    I would love to have this gimbal up and running, it would add a whole new dynamic to my action sports videos. But I'm on the bring of just scrapping it and going back to a Glidecam4000.

    Help!!!! lol

  5. Emm

    Post author

    @Nick Bicanic - Oh and if I wasn't clear about the 'auto' for the motors you do need to have the motors on (not off) to run the check. Double check the position of your IMU sensors Top and Right, and also lower both the 'P' and the 'D' settings.

  6. I tried the AUTO-DETECT method @Emm suggested - and none of the motors were marked "Invert" - whereas in Emm's profile - two of them were.

    I hit write..and the gimbal still went nuts after turning on

    I think I might have to check the axes/recalibrate the IMUs

    Maybe I didn't do them right

  7. Emm

    Post author

    @Lars Ekdahl - The first things to check is in the software. My guess is that your sensors are not configured correctly. Did you correctly choose the 'Top' and 'Right' options for the way your Camera IMU and Frame IMU sensors are mounted? The Camera IMU should be Z (for top) and -X (for right).

    If you have mounted the second Frame IMU with connector facing up, then Y (top) and -X (right).

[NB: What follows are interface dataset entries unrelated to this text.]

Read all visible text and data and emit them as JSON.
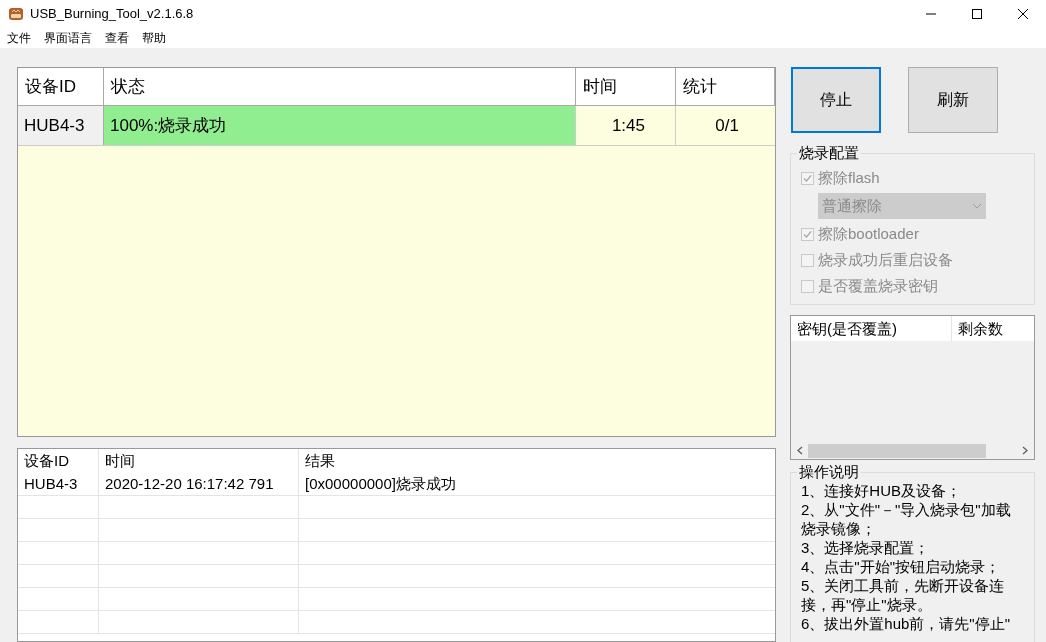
{
  "window": {
    "title": "USB_Burning_Tool_v2.1.6.8"
  },
  "menu": [
    "文件",
    "界面语言",
    "查看",
    "帮助"
  ],
  "device_table": {
    "columns": [
      "设备ID",
      "状态",
      "时间",
      "统计"
    ],
    "rows": [
      {
        "device_id": "HUB4-3",
        "status": "100%:烧录成功",
        "level": 1,
        "time": "1:45",
        "count": "0/1"
      }
    ]
  },
  "log_table": {
    "columns": [
      "设备ID",
      "时间",
      "结果"
    ],
    "rows": [
      {
        "device_id": "HUB4-3",
        "time": "2020-12-20 16:17:42 791",
        "result": "[0x00000000]烧录成功"
      }
    ]
  },
  "buttons": [
    {
      "label": "停止",
      "selected": true
    },
    {
      "label": "刷新",
      "selected": false
    }
  ],
  "burn_config": {
    "title": "烧录配置",
    "items": [
      {
        "kind": "checkbox",
        "label": "擦除flash",
        "checked": true,
        "disabled": true
      },
      {
        "kind": "dropdown",
        "value": "普通擦除",
        "disabled": true
      },
      {
        "kind": "checkbox",
        "label": "擦除bootloader",
        "checked": true,
        "disabled": true
      },
      {
        "kind": "checkbox",
        "label": "烧录成功后重启设备",
        "checked": false,
        "disabled": true
      },
      {
        "kind": "checkbox",
        "label": "是否覆盖烧录密钥",
        "checked": false,
        "disabled": true
      }
    ]
  },
  "key_table": {
    "columns": [
      "密钥(是否覆盖)",
      "剩余数"
    ]
  },
  "instructions": {
    "title": "操作说明",
    "lines": [
      "1、连接好HUB及设备；",
      "2、从\"文件\"－\"导入烧录包\"加载烧录镜像；",
      "3、选择烧录配置；",
      "4、点击\"开始\"按钮启动烧录；",
      "5、关闭工具前，先断开设备连接，再\"停止\"烧录。",
      "6、拔出外置hub前，请先\"停止\""
    ]
  }
}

    Also, do you need to select 'invert' for any of the motors? You can try to balance the gimbal by first connecting with USB only and then choose 'Motors On/Off'. After you change a few settings and then turn motors on and see if it still shakes.

  8. Hello,
    my name is Lars Ekdahl and I live in Sweden a week ago I got my Came-7000 32 bit. gimbal from Hong Kong. I have balanced it well but it shakes frightfully when I connect the battery. Have you any idea what it may be due. Do you have any tips?


  9. Luke

    I still can't get the frame IMU calibrated. There is no multiple beep after each calibration. I have tried it 5 times in different ways and still no luck.

  10. Emm

    Post author

    @Luke - Double check you don't have it disabled in the Advanced menu. Regardless of the settings try to change to disabled, hit write, then reboot. Go back enable it, and then hit write.

    Maybe it's just my computer, but just because it has a setting you may have to go back and recreate that setting to make it stick again.

  11. Luke

    @Nick - I had my first sensor calibrated. Now trying to do the second one (frame sensor), which is not working at the moment.

  12. @Luke aha. so you're trying to calibrate the sensor when it's already installed in the gimbal?

    I was going from this - and trying to do it before installation (to make it easier to do all six orientations

    @Emm - will try the auto-detect when I get back to the house.
    Yesterday put the joystick in (as it arrived two days late from CAME)

  13. Luke

    @Nick - I am still Woking on the frame IMU. When you import Emm's profile into your gimbal, before you click write go to the Advanced tab, under sensor change the setting to "none" and click write. Go back to the basic tab and click write and configure the roll, pitch and yaw power until your gimbal stabilize.

Leave a Reply

Your email address will not be published. Required fields are marked *

RSS Feed Widget

Top Selling Drones